Reuse Examples:

  1. Old newspapers can be used to pack items instead of plastic bags or paper bags.
  2. Used paper can be used as a scratch paper, to take notes and sketches and to be sent to the recycling center when you no longer need it.
  3. Reuse cooking oil in your home for soap production, or donate this product to cooperatives and establishments that use it.
  4. Broken equipment can be repaired rather than immediately replaced.
  5. Use the laundry water to clean sidewalks or other household activities.
  6. Or even some classic uses, such as reusing old jars and vases to put items in your office or storing unused computer wires, for example.

Invent new ways to recycle different items, such as harnessing materials that could be discarded as a basis for new things. An old suitcase can become a chair. Used paper rolls can be used as cable organizers.

Recycle: Recycle your waste to save the environment.

The third R represents recycling, which is the process of transforming something used into something totally new. That is, materials that would be discarded are reinserted in the production cycle and used as raw material for the manufacture of new products.

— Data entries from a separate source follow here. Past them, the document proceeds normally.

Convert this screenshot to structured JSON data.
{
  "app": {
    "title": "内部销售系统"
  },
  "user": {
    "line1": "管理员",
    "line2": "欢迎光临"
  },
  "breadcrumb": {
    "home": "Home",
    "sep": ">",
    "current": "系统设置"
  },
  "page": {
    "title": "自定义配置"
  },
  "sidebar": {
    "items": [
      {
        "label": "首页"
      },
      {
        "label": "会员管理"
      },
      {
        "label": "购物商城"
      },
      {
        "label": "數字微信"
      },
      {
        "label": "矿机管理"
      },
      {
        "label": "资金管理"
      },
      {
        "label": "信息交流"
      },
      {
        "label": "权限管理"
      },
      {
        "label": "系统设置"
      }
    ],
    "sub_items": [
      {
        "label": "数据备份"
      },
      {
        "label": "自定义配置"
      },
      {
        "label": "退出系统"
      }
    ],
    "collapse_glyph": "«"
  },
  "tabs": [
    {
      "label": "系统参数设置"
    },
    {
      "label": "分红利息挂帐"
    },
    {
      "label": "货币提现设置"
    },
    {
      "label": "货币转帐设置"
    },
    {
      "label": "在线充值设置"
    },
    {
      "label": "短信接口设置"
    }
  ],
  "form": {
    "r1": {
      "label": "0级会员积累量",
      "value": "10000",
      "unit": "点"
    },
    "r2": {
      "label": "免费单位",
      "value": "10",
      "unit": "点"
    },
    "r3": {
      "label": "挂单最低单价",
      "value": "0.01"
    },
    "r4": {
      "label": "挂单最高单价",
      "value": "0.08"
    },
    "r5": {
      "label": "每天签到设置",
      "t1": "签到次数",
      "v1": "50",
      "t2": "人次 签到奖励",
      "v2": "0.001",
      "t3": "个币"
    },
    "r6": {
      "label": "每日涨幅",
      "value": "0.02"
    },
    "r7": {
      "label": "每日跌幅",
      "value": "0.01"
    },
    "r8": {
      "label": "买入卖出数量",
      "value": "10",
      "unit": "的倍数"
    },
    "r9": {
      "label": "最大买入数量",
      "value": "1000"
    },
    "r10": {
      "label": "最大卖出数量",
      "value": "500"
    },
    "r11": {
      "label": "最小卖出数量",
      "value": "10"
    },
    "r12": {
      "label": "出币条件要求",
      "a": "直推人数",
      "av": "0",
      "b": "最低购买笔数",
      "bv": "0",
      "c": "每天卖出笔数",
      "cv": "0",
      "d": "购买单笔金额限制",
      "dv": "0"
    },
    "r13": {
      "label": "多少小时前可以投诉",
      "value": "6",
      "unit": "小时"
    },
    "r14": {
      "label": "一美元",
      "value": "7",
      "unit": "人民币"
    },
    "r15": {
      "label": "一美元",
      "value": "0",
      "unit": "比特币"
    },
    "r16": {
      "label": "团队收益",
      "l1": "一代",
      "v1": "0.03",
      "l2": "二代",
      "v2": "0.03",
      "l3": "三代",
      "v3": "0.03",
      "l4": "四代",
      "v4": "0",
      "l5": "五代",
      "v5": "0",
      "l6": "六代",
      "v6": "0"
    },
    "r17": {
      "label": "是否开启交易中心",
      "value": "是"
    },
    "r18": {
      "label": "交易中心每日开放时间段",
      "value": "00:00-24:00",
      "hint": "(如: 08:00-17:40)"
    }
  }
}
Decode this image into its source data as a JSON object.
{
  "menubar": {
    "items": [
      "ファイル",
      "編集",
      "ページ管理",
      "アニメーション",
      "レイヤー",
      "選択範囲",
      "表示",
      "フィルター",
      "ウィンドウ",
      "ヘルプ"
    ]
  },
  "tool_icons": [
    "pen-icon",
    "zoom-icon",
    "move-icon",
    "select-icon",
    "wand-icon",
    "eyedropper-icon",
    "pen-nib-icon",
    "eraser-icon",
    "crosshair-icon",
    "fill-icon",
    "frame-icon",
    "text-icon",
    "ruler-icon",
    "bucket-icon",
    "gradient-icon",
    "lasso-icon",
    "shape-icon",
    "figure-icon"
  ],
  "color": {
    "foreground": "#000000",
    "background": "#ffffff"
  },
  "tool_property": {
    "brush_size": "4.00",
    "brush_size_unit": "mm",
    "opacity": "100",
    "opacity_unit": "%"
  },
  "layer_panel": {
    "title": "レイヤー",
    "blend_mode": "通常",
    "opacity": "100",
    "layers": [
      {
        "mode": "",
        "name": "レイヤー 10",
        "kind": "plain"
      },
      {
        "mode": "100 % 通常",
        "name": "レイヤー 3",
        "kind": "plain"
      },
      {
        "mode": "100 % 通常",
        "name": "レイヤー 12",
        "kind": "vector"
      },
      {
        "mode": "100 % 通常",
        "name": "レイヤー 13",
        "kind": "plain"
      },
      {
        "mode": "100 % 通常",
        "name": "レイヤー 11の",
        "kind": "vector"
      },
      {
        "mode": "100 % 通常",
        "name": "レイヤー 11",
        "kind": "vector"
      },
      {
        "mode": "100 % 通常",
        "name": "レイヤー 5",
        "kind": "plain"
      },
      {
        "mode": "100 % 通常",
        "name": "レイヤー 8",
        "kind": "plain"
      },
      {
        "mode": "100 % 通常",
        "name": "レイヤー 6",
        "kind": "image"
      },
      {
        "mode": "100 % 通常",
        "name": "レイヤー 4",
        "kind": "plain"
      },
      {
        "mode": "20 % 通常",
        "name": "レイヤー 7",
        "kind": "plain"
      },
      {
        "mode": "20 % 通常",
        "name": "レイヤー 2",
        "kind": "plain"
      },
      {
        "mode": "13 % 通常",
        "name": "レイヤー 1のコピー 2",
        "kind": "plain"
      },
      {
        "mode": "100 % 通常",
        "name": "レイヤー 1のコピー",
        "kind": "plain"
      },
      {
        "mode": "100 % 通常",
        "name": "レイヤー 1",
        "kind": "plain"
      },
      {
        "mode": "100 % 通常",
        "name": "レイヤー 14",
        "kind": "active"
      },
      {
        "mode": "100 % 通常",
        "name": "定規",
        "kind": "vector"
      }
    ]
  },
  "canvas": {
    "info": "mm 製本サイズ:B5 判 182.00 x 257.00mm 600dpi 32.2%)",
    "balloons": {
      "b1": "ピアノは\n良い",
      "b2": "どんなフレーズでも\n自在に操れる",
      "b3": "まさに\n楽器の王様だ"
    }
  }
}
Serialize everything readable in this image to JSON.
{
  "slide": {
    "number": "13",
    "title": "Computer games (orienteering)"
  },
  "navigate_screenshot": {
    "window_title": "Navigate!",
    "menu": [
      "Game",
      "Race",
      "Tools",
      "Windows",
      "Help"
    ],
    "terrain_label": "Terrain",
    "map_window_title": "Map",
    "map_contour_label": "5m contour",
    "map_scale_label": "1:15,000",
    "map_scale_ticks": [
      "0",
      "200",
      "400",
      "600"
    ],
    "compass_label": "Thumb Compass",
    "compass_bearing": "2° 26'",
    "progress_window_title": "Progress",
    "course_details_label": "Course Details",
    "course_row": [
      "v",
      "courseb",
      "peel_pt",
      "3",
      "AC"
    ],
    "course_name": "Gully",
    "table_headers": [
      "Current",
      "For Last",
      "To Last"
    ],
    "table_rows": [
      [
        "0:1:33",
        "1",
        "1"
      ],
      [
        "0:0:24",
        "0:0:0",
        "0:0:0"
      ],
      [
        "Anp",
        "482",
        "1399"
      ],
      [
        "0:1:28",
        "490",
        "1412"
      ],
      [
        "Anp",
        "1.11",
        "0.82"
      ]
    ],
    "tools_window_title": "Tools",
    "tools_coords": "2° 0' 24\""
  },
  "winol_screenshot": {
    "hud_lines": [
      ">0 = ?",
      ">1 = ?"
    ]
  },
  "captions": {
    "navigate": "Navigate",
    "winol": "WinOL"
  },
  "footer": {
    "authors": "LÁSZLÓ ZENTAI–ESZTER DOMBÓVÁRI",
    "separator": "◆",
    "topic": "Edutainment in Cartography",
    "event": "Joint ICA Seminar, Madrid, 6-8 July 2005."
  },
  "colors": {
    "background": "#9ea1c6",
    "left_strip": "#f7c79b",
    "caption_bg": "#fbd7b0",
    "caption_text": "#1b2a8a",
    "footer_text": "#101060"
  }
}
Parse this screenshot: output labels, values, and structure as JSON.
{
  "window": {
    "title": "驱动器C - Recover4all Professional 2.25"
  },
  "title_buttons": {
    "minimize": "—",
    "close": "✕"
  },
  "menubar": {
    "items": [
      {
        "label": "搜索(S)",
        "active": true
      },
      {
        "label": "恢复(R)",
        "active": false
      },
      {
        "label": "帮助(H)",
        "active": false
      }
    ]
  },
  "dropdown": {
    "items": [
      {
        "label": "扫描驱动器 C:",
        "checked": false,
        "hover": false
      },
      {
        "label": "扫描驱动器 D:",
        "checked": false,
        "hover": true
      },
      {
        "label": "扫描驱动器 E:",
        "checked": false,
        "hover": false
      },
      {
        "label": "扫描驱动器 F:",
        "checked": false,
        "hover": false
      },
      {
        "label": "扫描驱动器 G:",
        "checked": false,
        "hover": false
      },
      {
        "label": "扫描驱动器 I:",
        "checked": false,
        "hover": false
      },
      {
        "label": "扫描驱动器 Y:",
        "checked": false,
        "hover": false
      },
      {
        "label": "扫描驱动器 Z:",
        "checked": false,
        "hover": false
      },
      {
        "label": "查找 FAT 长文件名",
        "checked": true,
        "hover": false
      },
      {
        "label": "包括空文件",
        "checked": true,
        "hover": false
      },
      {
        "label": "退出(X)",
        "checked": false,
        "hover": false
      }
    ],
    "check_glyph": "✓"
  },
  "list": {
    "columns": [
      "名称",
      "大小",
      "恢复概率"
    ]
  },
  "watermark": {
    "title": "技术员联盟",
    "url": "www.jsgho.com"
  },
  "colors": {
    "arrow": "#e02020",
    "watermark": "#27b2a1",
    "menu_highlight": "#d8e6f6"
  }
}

Several materials can be recycled (paper, plastics, glass, metals, tires) and waste sorting is critical to the entire recycling process. So we should separate recyclable from non-recyclable, recyclables being sent to specialized companies or cooperatives. Which contributes to job and income generation, extends the lifespan of landfills and assists in the preservation of natural resources, although it is a resource-consuming process.

Carefully choosing the products to be recycled can be a first step towards efficient recycling.

  1. Give preference to materials that can be recycled, such as aluminum, which is 100% recyclable. For example, when consuming soda, opt for cans instead of plastic bottles whenever possible.
  2. Unfold the Tetrapak milk and juice cartons. In addition to saving space in your recyclable waste bag, you make it easy to transport, sort it when arrives at a pickers’ cooperative and especially the baling press of the material.
  3. Avoid buying materials with difficult recycling. Buy non-toxic products whenever possible and avoid materials such as steel sponge. Double your care with mirrors and ceramics.

What is recyclable and what is not?

Adopt this idea

In your daily life, seek to perform your activities and consumption from these concepts. Raising awareness to the need to conserve our region and stimulate sustainable growth is the first step in moving towards responsible development, with respect for all people, the environment and biodiversity. The next step is to take action… what are you doing for the nature of your region?